Shipping company FedEx Corp. on Wednesday said second-quarter profit jumped 33 percent to easily beat its own and Wall Street’s expectations, as demand for its services grew and the company pushed back advertising costs.
Net income increased to $471 million, or $1.53 per share, from $354 million, or $1.15 per share, in the same quarter last year. Revenue grew 10 percent to $8.09 billion from $7.33 billion in the year-ago period.
Analysts polled by Thomson Financial expected earnings of $1.40 per share on sales of $8.07 billion. The company had forecast quarterly profit between $1.30 and $1.45 per share.

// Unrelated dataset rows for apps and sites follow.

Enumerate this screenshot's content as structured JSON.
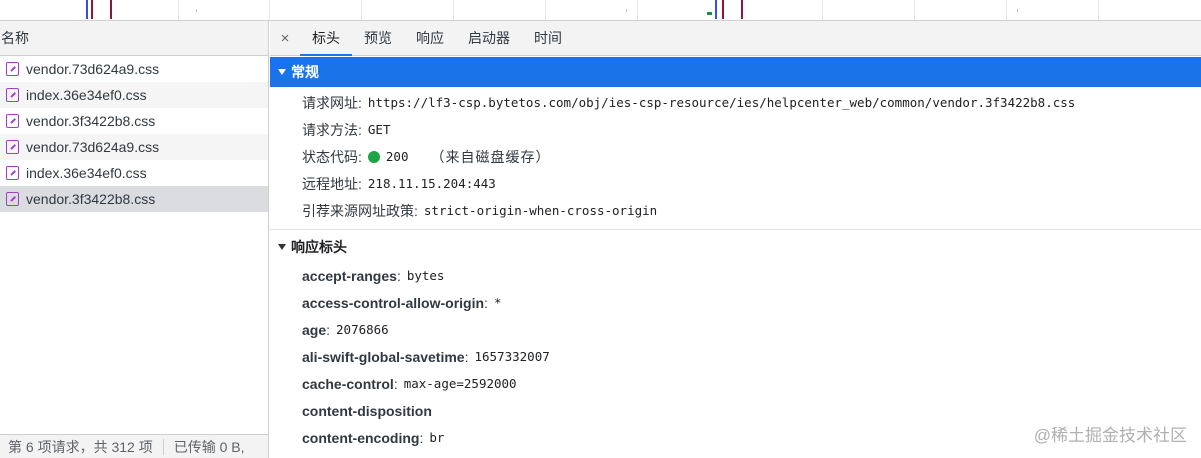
{
  "timeline": {
    "accent_red": "#8b1a3a",
    "accent_blue": "#3a4fd8",
    "accent_green": "#1e8e3e"
  },
  "left_panel": {
    "header": "名称",
    "requests": [
      {
        "name": "vendor.73d624a9.css",
        "icon": "css-file-icon"
      },
      {
        "name": "index.36e34ef0.css",
        "icon": "css-file-icon"
      },
      {
        "name": "vendor.3f3422b8.css",
        "icon": "css-file-icon"
      },
      {
        "name": "vendor.73d624a9.css",
        "icon": "css-file-icon"
      },
      {
        "name": "index.36e34ef0.css",
        "icon": "css-file-icon"
      },
      {
        "name": "vendor.3f3422b8.css",
        "icon": "css-file-icon",
        "selected": true
      }
    ],
    "footer": {
      "requests": "第 6 项请求，共 312 项",
      "transferred": "已传输 0 B,"
    }
  },
  "detail": {
    "close": "×",
    "tabs": [
      "标头",
      "预览",
      "响应",
      "启动器",
      "时间"
    ],
    "active_tab": "标头",
    "general": {
      "title": "常规",
      "url_label": "请求网址",
      "url": "https://lf3-csp.bytetos.com/obj/ies-csp-resource/ies/helpcenter_web/common/vendor.3f3422b8.css",
      "method_label": "请求方法",
      "method": "GET",
      "status_label": "状态代码",
      "status": "200",
      "status_note": "（来自磁盘缓存）",
      "remote_label": "远程地址",
      "remote": "218.11.15.204:443",
      "referrer_label": "引荐来源网址政策",
      "referrer": "strict-origin-when-cross-origin"
    },
    "response_headers": {
      "title": "响应标头",
      "items": [
        {
          "name": "accept-ranges",
          "value": "bytes"
        },
        {
          "name": "access-control-allow-origin",
          "value": "*"
        },
        {
          "name": "age",
          "value": "2076866"
        },
        {
          "name": "ali-swift-global-savetime",
          "value": "1657332007"
        },
        {
          "name": "cache-control",
          "value": "max-age=2592000"
        },
        {
          "name": "content-disposition",
          "value": ""
        },
        {
          "name": "content-encoding",
          "value": "br"
        }
      ]
    }
  },
  "watermark": "@稀土掘金技术社区",
  "colors": {
    "accent": "#1a73e8",
    "status_ok": "#1ea446",
    "css_icon": "#a03ec8"
  }
}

“Customer demand for our broad portfolio of transportation services, a disciplined pricing approach by FedEx and strong productivity gains led to a sharp improvement in our operating margins,” said Frederick W. Smith, chairman, president and chief executive.

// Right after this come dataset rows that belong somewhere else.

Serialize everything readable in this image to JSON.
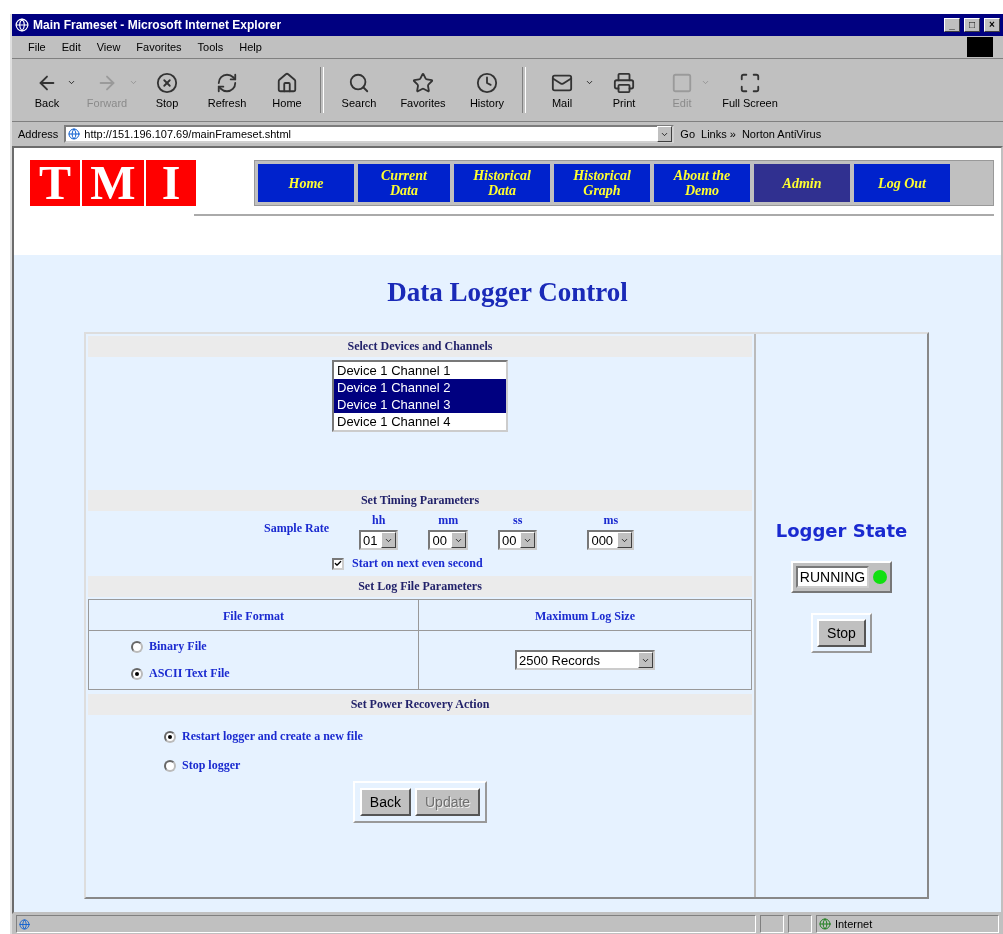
{
  "window": {
    "title": "Main Frameset - Microsoft Internet Explorer",
    "controls": [
      "_",
      "□",
      "×"
    ]
  },
  "menu": [
    "File",
    "Edit",
    "View",
    "Favorites",
    "Tools",
    "Help"
  ],
  "toolbar": [
    {
      "label": "Back",
      "kind": "back",
      "disabled": false,
      "has_menu": true
    },
    {
      "label": "Forward",
      "kind": "forward",
      "disabled": true,
      "has_menu": true
    },
    {
      "label": "Stop",
      "kind": "stop",
      "disabled": false,
      "has_menu": false
    },
    {
      "label": "Refresh",
      "kind": "refresh",
      "disabled": false,
      "has_menu": false
    },
    {
      "label": "Home",
      "kind": "home",
      "disabled": false,
      "has_menu": false
    },
    {
      "label": "Search",
      "kind": "search",
      "disabled": false,
      "has_menu": false
    },
    {
      "label": "Favorites",
      "kind": "favorites",
      "disabled": false,
      "has_menu": false
    },
    {
      "label": "History",
      "kind": "history",
      "disabled": false,
      "has_menu": false
    },
    {
      "label": "Mail",
      "kind": "mail",
      "disabled": false,
      "has_menu": true
    },
    {
      "label": "Print",
      "kind": "print",
      "disabled": false,
      "has_menu": false
    },
    {
      "label": "Edit",
      "kind": "edit",
      "disabled": true,
      "has_menu": true
    },
    {
      "label": "Full Screen",
      "kind": "fullscreen",
      "disabled": false,
      "has_menu": false
    }
  ],
  "address": {
    "label": "Address",
    "value": "http://151.196.107.69/mainFrameset.shtml",
    "go": "Go",
    "links": "Links »",
    "link": "Norton AntiVirus"
  },
  "logo": {
    "letters": [
      "T",
      "M",
      "I"
    ]
  },
  "nav": [
    {
      "label": "Home",
      "selected": false
    },
    {
      "label": "Current Data",
      "selected": false
    },
    {
      "label": "Historical Data",
      "selected": false
    },
    {
      "label": "Historical Graph",
      "selected": false
    },
    {
      "label": "About the Demo",
      "selected": false
    },
    {
      "label": "Admin",
      "selected": true
    },
    {
      "label": "Log Out",
      "selected": false
    }
  ],
  "heading": "Data Logger Control",
  "devices": {
    "title": "Select Devices and Channels",
    "items": [
      {
        "label": "Device 1 Channel 1",
        "selected": false
      },
      {
        "label": "Device 1 Channel 2",
        "selected": true
      },
      {
        "label": "Device 1 Channel 3",
        "selected": true
      },
      {
        "label": "Device 1 Channel 4",
        "selected": false
      }
    ]
  },
  "timing": {
    "title": "Set Timing Parameters",
    "label": "Sample Rate",
    "fields": [
      {
        "unit": "hh",
        "value": "01"
      },
      {
        "unit": "mm",
        "value": "00"
      },
      {
        "unit": "ss",
        "value": "00"
      },
      {
        "unit": "ms",
        "value": "000"
      }
    ],
    "checkbox": {
      "label": "Start on next even second",
      "checked": true
    }
  },
  "log_file": {
    "title": "Set Log File Parameters",
    "format_header": "File Format",
    "formats": [
      {
        "label": "Binary File",
        "selected": false
      },
      {
        "label": "ASCII Text File",
        "selected": true
      }
    ],
    "size_header": "Maximum Log Size",
    "size_value": "2500 Records"
  },
  "power": {
    "title": "Set Power Recovery Action",
    "options": [
      {
        "label": "Restart logger and create a new file",
        "selected": true
      },
      {
        "label": "Stop logger",
        "selected": false
      }
    ]
  },
  "buttons": [
    {
      "label": "Back",
      "disabled": false
    },
    {
      "label": "Update",
      "disabled": true
    }
  ],
  "logger": {
    "title": "Logger State",
    "status": "RUNNING",
    "color": "#10e010",
    "button": "Stop"
  },
  "status_bar": {
    "zone": "Internet"
  }
}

Smith added that the company is also benefiting from solid economic growth in the U.S. and Asian economies — a trend he sees continuing into 2006.

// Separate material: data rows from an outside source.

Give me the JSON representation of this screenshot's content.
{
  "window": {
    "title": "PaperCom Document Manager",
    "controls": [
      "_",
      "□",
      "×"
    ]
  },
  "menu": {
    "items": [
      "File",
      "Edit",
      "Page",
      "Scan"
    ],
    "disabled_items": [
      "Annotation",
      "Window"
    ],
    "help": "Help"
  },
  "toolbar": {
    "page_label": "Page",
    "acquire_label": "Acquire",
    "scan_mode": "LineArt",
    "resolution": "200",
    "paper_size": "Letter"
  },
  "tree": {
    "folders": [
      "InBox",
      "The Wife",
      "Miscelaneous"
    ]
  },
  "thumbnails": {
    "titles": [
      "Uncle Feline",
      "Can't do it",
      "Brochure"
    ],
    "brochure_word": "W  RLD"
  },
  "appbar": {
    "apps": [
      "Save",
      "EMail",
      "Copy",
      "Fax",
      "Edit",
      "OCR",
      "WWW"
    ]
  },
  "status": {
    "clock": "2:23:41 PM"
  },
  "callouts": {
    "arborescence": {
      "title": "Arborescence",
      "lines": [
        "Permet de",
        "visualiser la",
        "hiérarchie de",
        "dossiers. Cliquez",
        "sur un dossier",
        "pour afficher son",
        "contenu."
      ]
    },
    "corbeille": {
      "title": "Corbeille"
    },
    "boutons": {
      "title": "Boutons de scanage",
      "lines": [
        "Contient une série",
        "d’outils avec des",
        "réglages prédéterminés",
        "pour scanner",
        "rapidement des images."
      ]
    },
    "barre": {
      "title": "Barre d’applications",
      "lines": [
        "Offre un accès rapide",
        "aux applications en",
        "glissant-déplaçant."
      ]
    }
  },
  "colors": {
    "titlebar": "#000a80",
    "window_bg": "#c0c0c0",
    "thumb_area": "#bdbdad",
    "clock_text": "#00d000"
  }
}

Total average daily package volume at FedEx Express and FedEx Ground businesses rose 3 percent year-over-year, driven by international express package growth. Ground volumes got off to a slow start but strengthened toward the quarter’s end in November.
Looking ahead, Memphis-based FedEx forecast third-quarter profit between $1.15 and $1.30 per share, within range of analysts’ consensus estimate of $1.23 per share. The company also raised its full-year earnings outlook to a range of $5.45 to $5.70 per share from an earlier estimate of $5.25 to $5.50 per share, which includes a lease accounting charge of 15 cents per share. Analysts are looking for per-share profit of $5.55 for the fiscal year ended in May.